A letter to the young American
I am 26 years old, an American citizen, and I am fearful for the future of my country. Allow me to explain.
I would be foolish to say I understand all of the minute details of the current healthcare bill awaiting passage in our Congress. It would be foolish to say I fully understand all of the moving parts necessary to get our economy back on track. It would be foolish to say I fully understand what President Obama has planned for our country.
However, I am not foolish. I am paying attention. Unlike any generation before, young Americans are paying attention. We cannot ignore the state of our present any longer. We are concerned for the future of America, but many of us see the future quite differently. We wonder how our generation’s respective “American Dream” will play itself out.
I graduated from high school after the “Dot-Com Bubble” had burst. President George W. Bush had been in office for little more than four months when I wore my first cap and gown. I wore what was likely my final cap and gown last May, and President Obama had been in office a mere four months. Each of these men spent their first year in office under extreme scrutiny, one enduring a serious terrorism attack from abroad, the other taking office in the midst of the worst financial crisis in decades.
These men were met with extraordinary challenges. However, the challenge facing America today is more than an economic downturn or the rising price of gasoline. It is more than terrorist threats or depleted retirement accounts. It is a problem of understanding. It is a problem of history. Edmund Burke, the British philosopher said, “Those who don’t know history are destined to repeat it.”
Not only are we uneducated in our own history, but we have learned nothing from others that have gone before us. We have the information at our fingertips, and we choose to ignore it. Americans are frightened, there is no question. We are concerned about where we will work and how we will pay our bills. We wonder how we will provide coverage for our families’ health needs. We are burdened with debt, both personally and as a Nation.
We are searching for answers, but we are looking in the wrong place. Government involvement is seldom the answer, and certainly not in this instance. Waste and is their modus operandi. We have seen where these choices will lead. We know what happens when nations not only allow but encourage their governments to take more control of their lives, when they allow government to dictate freedoms, when they expect their government to provide for them. These lessons are readily available to us, yet we ignore them.

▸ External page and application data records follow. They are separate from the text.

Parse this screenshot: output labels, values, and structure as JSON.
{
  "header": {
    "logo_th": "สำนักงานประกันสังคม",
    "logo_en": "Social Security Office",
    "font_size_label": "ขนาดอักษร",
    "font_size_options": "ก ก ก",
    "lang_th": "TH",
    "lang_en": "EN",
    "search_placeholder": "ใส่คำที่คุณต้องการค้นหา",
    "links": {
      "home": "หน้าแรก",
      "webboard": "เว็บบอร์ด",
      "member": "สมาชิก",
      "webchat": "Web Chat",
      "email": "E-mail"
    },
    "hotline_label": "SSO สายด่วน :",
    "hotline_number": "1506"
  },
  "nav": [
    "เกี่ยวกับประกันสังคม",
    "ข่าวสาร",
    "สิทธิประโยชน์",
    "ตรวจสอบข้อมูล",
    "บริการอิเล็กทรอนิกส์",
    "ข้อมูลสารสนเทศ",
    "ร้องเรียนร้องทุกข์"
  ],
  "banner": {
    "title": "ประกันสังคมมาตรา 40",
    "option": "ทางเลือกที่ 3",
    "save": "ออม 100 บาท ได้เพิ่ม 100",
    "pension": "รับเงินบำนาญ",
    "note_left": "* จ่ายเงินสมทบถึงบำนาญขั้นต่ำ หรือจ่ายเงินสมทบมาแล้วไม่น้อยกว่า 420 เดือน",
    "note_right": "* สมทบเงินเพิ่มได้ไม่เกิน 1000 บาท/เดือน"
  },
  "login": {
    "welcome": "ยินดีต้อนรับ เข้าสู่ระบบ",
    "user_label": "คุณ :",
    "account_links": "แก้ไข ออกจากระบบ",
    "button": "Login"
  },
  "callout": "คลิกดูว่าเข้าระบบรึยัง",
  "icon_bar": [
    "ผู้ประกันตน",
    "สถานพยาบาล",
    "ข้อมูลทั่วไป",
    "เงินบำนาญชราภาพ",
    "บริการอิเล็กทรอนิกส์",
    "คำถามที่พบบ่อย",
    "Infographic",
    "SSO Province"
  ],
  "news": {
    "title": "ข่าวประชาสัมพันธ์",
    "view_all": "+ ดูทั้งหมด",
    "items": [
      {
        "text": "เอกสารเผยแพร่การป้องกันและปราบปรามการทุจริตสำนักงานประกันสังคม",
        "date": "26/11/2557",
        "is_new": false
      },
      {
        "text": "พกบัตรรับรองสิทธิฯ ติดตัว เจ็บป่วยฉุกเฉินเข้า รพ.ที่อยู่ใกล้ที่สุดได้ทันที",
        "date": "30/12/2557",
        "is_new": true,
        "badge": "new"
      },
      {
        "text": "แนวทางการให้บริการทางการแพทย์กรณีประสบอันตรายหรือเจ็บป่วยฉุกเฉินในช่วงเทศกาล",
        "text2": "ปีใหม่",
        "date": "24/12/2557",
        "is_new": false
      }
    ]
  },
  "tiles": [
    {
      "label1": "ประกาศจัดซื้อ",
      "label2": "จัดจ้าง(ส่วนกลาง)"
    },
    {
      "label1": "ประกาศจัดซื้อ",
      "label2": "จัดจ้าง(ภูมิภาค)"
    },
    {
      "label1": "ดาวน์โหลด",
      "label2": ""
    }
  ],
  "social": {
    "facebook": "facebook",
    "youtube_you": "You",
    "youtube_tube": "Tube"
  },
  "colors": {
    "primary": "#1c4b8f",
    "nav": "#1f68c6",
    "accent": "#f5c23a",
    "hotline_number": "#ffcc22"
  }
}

The reasons are simple: dependence is easy, independence is hard. Apathy is easy, interest is hard. Lethargy is easy, vitality is hard. Indifference is easy, involvement is hard. My generation claims interest and independence, vitality and involvement. However, at best we are misguided and misled.
Independence is not the option to refuse our own liberties, but the task of remaining free to choose for ourselves. Interest is not watching “The Daily Show” or FoxNews, it is educating ourselves in the matters of our country. Vitality is not a bumper sticker of support, it is living and breathing our freedoms. Involvement is not pushing a button in the voting booth and checking back in four years later, it is a continuous study of the current state of affairs.
We are in this position because we have allowed it. Governments do not accumulate trillions in debt overnight. Households do not find themselves facing foreclosure overnight. This process began long ago, but that matters little to me. My generation will have no one to blame but ourselves if we continue our descent into dependence. The choice is ours to make. I fear some have already made their decision, and there will be no correcting it in the end. If Americans choose dependence over independence, it will take a literal revolution to return to independence.